TRY IT: Below are the entries; state how many of their lines contain the string "arrow", and nothing more.

(Component data from apps and pages)
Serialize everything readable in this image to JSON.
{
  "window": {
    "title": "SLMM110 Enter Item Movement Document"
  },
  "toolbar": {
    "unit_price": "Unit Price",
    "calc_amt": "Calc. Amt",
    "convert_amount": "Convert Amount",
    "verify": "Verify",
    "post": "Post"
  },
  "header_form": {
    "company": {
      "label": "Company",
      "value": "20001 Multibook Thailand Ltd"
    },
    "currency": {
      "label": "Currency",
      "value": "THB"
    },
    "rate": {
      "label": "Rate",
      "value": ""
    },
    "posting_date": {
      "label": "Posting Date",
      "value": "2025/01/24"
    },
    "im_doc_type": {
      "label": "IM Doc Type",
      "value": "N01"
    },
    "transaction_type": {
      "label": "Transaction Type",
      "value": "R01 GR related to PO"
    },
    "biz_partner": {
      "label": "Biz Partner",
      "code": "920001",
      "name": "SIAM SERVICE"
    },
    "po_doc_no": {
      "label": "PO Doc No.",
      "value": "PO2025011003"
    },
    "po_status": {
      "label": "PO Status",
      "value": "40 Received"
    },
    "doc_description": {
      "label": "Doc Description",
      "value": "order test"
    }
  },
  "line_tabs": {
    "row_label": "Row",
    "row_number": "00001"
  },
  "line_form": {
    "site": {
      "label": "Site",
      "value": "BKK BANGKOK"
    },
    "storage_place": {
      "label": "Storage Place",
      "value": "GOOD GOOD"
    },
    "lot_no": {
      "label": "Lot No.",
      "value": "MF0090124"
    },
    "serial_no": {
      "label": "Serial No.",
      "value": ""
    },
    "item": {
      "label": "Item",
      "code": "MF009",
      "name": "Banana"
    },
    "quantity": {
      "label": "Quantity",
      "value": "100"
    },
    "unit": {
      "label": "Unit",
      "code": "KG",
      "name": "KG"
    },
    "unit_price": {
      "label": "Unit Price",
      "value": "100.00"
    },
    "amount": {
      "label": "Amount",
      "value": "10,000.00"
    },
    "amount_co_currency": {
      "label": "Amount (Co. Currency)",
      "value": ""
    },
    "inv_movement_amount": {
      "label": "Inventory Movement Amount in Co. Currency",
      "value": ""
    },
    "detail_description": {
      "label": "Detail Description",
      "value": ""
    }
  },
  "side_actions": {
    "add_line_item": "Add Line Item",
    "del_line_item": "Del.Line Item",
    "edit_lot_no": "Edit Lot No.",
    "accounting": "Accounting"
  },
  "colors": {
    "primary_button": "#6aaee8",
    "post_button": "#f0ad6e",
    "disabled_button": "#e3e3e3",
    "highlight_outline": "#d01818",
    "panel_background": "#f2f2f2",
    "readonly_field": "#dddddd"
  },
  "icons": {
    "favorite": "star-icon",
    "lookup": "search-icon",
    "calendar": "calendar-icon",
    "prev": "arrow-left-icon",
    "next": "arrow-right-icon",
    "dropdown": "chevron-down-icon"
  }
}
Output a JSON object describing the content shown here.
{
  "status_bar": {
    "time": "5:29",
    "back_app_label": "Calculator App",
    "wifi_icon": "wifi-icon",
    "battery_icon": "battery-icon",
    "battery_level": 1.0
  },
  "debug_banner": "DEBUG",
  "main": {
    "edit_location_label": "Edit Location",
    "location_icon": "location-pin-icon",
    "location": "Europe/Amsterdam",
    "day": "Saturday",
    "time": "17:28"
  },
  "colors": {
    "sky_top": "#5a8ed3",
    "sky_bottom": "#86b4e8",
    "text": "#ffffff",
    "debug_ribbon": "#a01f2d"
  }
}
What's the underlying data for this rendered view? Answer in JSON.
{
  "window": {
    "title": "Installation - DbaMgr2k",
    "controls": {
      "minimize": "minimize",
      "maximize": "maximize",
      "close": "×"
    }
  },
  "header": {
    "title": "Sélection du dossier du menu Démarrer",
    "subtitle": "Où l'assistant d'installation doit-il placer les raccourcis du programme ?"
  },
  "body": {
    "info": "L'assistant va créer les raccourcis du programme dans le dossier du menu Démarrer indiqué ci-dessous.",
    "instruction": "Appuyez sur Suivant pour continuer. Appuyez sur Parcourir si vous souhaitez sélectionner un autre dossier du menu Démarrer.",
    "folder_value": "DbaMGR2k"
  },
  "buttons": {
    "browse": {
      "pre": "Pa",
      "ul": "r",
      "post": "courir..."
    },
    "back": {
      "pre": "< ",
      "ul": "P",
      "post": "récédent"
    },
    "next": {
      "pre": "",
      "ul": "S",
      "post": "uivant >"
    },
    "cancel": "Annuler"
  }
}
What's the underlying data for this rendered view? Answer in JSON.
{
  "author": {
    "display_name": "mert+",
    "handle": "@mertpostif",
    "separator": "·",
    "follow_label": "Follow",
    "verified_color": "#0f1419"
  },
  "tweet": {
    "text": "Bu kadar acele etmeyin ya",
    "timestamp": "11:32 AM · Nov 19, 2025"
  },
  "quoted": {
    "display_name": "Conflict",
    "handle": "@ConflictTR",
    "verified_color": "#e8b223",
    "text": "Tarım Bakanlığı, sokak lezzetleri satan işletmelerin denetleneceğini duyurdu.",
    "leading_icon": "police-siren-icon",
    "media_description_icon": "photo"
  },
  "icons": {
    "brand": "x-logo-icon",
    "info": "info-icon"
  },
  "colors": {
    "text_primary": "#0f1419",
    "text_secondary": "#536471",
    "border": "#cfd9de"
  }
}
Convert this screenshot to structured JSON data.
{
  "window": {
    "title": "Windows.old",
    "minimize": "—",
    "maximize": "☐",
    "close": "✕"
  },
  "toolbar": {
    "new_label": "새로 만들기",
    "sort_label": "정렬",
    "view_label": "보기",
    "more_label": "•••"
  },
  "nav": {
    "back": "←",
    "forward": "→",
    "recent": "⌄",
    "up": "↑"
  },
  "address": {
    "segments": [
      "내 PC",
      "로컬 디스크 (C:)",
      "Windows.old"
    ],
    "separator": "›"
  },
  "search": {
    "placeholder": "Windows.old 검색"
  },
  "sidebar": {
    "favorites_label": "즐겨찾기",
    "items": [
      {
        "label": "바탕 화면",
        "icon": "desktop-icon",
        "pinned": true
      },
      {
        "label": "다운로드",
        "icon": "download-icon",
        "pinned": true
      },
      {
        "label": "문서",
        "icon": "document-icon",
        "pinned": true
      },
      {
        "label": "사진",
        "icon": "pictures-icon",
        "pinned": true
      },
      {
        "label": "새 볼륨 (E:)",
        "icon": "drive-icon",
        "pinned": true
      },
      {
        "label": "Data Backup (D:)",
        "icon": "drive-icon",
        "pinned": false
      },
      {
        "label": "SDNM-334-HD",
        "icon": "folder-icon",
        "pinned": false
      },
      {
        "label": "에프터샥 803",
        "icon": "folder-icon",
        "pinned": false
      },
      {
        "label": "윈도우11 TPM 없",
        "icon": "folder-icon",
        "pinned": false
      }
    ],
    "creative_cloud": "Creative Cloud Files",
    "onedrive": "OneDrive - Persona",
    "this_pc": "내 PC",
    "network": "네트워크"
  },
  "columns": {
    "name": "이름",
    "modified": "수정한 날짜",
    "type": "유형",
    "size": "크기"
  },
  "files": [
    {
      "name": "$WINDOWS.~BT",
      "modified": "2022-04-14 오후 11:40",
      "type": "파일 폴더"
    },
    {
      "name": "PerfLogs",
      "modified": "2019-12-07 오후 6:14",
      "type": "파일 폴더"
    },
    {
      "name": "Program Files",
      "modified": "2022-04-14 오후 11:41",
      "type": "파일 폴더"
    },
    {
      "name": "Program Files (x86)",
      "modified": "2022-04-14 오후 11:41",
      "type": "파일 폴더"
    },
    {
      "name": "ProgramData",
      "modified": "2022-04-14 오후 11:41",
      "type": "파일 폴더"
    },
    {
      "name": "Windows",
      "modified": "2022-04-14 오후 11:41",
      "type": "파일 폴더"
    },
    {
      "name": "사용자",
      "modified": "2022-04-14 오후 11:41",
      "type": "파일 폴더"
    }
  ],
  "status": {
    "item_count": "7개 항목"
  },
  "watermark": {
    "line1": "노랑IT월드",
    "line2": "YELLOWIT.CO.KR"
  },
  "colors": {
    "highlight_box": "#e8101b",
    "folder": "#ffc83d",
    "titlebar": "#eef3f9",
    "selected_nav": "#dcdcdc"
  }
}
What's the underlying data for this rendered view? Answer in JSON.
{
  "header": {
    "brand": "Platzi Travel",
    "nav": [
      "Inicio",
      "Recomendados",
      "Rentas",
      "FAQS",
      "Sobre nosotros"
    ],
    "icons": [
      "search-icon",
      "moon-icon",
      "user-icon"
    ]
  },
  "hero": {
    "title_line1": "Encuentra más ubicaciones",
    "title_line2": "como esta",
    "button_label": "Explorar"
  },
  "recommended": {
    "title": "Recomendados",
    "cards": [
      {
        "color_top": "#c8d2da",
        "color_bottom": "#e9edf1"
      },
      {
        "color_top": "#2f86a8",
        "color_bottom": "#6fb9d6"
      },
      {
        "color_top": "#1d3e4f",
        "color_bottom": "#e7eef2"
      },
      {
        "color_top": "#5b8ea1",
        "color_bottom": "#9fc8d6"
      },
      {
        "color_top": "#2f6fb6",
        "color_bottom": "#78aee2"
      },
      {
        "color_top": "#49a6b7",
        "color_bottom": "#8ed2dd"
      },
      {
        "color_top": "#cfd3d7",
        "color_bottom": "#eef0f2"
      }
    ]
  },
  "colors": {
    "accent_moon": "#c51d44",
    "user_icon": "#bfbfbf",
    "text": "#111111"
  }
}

SOLUTION TO THIS TASK: 2